Archive for the ‘cash’ Tag
Originally published in the Pacific Grove Hometown Bulletin
March 7, 2012
Last issue I spoke about the issues surrounding charitable deductions for donated goods or services. I mentioned at the end of the article a much better way of making donations rather than through the contribution of goods, services, or even cash – that way is through the donation of appreciated assets. I will use stock in my explanation below, but keep in mind this same principal generally applies to any appreciated assets including mutual funds, real estate, art work, collectibles, etc.
The donation of appreciated assets, such as stock, is an incredible tool if you 1) have some, or 2) can plan to have some for donations down the road! Donating appreciated stock is like having your cake and eating it too: you basically get two tax benefits. Here is how it works. Let us assume you buy $1,000 of stock, and over time, and after a treacherous dip to $400 (!), it rebounds and climbs to $1,500. Then let us assume your favorite charitable organizations need funds. You could sell that $1,500 of stock and give the cash proceeds to the organization. You would get a $1,500 charitable donation, but you would also have a taxable gain of $500 ($1,500 sales price less $1,000 cost) since you sold the stock.
Instead of selling the stock, let us assume you transferred the stock in-kind to the charitable organization. You still get the $1,500 charitable donation but you do not have to pay any tax on the built-in-gains of $500. This could be a huge benefit, especially if you have stock that has appreciated substantially over many years. You would be much better off making your charitable contributions in this manner, rather than writing checks.

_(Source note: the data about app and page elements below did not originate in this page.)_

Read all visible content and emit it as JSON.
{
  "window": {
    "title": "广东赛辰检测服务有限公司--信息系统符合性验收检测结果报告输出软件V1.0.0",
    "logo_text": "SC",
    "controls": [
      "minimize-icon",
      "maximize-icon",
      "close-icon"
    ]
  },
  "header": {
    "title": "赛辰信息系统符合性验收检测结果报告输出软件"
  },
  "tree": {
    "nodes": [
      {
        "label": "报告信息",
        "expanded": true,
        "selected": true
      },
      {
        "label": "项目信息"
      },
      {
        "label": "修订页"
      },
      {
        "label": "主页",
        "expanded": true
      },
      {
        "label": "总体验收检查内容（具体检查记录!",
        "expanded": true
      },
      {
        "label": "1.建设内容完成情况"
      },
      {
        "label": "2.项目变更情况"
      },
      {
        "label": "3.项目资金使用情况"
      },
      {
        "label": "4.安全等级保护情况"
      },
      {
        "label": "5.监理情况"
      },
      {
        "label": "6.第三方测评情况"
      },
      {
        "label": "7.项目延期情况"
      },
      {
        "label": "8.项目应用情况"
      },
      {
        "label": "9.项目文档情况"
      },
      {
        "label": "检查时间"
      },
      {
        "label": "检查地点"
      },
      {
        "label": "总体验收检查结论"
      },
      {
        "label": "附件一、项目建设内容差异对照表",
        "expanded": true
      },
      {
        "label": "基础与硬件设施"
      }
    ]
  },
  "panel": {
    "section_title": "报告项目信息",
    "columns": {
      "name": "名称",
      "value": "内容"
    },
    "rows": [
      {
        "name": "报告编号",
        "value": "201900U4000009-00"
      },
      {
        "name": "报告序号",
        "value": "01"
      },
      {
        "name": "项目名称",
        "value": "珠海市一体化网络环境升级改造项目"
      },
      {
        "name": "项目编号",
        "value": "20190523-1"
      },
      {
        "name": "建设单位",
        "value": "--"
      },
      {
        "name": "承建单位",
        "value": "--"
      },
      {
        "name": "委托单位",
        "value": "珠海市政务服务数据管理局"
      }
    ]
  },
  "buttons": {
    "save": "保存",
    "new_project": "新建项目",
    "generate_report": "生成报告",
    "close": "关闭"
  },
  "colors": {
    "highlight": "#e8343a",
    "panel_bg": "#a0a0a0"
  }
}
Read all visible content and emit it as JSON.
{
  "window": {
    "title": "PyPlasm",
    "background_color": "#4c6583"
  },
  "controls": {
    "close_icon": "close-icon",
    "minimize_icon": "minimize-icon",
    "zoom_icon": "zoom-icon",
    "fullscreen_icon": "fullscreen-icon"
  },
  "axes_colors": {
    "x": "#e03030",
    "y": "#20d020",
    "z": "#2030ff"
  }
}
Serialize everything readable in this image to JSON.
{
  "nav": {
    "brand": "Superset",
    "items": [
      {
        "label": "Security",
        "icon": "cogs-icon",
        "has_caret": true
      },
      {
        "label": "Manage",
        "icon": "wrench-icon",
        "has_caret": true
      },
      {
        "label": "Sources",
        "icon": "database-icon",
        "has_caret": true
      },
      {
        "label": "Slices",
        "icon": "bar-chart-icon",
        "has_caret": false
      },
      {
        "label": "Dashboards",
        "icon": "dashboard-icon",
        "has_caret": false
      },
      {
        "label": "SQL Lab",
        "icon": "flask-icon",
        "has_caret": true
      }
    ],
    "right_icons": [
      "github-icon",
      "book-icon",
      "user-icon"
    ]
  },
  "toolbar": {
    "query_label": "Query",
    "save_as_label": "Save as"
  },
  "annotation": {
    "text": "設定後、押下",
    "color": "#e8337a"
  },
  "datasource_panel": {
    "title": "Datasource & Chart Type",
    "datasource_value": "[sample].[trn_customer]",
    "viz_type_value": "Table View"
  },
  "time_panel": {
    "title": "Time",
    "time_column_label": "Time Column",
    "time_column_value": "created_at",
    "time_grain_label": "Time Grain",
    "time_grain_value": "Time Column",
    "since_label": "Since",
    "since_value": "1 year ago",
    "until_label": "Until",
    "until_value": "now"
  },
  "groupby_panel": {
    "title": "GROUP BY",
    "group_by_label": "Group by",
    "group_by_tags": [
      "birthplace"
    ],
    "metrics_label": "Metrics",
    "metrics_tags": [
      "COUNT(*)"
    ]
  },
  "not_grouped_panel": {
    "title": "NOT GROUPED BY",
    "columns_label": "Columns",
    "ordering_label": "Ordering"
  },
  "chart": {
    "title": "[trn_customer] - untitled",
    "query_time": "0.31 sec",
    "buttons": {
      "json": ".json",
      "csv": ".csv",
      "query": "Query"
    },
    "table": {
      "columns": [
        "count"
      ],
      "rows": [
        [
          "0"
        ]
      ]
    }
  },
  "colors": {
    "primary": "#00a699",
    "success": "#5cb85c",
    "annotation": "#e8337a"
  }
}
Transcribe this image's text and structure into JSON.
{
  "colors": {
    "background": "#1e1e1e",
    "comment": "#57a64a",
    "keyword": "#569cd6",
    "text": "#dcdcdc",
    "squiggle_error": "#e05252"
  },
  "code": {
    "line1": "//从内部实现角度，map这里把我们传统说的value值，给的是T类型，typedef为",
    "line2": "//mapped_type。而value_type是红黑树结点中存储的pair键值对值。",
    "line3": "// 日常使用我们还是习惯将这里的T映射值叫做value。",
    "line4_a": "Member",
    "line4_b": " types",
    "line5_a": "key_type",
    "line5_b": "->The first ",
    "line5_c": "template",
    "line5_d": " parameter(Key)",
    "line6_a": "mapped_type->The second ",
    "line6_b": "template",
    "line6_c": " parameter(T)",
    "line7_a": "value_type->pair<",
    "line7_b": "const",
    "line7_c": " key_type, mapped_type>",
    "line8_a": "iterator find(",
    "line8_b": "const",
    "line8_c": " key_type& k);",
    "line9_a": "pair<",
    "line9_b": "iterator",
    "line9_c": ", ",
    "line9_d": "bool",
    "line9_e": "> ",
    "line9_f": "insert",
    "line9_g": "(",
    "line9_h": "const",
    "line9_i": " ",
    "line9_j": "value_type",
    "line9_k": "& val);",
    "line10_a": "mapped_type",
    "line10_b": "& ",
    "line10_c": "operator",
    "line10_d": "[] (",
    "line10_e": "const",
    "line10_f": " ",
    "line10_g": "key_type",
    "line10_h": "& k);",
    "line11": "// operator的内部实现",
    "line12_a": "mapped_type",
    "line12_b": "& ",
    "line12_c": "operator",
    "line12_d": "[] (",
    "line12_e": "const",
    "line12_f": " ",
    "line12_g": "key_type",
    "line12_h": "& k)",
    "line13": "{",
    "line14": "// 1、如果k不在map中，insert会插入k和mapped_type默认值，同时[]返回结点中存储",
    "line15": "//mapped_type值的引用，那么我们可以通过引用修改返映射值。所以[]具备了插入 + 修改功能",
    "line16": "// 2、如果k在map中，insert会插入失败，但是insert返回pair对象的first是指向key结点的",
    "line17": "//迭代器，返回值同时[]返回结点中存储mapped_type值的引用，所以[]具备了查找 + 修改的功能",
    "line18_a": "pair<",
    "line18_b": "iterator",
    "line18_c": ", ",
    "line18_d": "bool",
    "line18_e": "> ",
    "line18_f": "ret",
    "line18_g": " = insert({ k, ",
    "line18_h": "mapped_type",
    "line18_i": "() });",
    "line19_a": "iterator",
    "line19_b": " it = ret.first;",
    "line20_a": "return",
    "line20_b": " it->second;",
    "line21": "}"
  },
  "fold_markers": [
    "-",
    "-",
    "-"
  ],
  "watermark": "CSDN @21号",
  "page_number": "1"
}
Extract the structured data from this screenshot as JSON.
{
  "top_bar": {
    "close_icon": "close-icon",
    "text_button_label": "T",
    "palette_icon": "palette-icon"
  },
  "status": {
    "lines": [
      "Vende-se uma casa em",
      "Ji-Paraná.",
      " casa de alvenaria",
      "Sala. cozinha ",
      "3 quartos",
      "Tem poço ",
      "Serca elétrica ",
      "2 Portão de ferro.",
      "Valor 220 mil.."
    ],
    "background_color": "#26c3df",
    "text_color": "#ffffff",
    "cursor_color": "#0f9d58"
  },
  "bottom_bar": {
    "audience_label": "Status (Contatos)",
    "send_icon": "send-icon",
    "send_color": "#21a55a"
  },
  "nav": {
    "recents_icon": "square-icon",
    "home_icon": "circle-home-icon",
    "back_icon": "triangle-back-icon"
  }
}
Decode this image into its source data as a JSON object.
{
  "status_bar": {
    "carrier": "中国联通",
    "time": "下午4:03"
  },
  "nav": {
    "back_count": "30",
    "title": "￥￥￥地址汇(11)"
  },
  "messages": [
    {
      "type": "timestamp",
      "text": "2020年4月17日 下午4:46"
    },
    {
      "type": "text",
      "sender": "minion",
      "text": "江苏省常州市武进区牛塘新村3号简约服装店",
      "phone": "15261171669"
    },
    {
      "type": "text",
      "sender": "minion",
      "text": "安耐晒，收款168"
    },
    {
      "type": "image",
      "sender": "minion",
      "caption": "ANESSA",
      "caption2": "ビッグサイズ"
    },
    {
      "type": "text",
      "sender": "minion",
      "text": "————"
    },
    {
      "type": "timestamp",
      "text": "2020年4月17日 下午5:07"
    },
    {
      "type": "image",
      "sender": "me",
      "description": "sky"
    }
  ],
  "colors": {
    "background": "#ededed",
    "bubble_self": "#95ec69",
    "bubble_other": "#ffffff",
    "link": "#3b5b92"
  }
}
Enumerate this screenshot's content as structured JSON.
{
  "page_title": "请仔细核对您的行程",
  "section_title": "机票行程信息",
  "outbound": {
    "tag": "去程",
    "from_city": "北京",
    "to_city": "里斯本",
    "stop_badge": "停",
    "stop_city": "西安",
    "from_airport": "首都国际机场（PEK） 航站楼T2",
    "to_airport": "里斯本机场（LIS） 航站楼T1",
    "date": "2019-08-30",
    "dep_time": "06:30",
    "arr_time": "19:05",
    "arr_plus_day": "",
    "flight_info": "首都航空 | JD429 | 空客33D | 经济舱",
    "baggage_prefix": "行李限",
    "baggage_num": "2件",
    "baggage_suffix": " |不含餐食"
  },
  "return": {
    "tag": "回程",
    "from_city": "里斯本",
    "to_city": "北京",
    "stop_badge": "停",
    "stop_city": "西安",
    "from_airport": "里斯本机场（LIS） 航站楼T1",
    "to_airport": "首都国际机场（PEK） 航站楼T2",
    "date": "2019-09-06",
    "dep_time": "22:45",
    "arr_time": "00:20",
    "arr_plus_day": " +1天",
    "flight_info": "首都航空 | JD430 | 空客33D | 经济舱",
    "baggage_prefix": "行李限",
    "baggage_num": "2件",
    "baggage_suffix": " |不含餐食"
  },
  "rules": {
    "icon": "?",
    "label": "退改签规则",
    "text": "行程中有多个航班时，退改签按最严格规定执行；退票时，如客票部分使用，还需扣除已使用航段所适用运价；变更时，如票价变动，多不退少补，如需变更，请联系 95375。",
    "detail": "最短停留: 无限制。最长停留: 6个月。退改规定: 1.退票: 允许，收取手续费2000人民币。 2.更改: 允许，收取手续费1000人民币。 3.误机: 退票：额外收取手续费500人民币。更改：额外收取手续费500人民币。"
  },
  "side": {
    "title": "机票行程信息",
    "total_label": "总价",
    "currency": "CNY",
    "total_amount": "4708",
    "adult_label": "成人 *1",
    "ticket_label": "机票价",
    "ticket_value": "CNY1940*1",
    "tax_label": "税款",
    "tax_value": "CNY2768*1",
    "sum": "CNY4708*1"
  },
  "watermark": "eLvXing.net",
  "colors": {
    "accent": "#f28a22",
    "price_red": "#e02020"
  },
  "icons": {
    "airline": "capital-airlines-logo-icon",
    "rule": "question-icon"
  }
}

For those with no appreciated stock, long-term planning might suggest opening a separate brokerage account and investing money each year in growth stocks to be used in the future for making donations in lieu of your less favorable cash. This may take a number of years to achieve, but eventually you could turn the tables and find yourself making your larger donations in appreciated stock, saving you even more tax.
Keep in mind, if you plan to donate something other than financial assets that have a readily determinable value, you would typically need an appraisal if the value is over $5,000.
Prior articles are republished on my website at www.tlongcpa.com/blog.
IRS Circular 230 Notice: To the extent this article concerns tax matters, it is not intended to be used and cannot be used by a taxpayer for the purpose of avoiding penalties that may be imposed by law.
Travis H. Long, CPA is located at 706-B Forest Avenue, PG, 93950 and focuses on trust, estate, individual, and business taxation. He can be reached at 831-333-1041.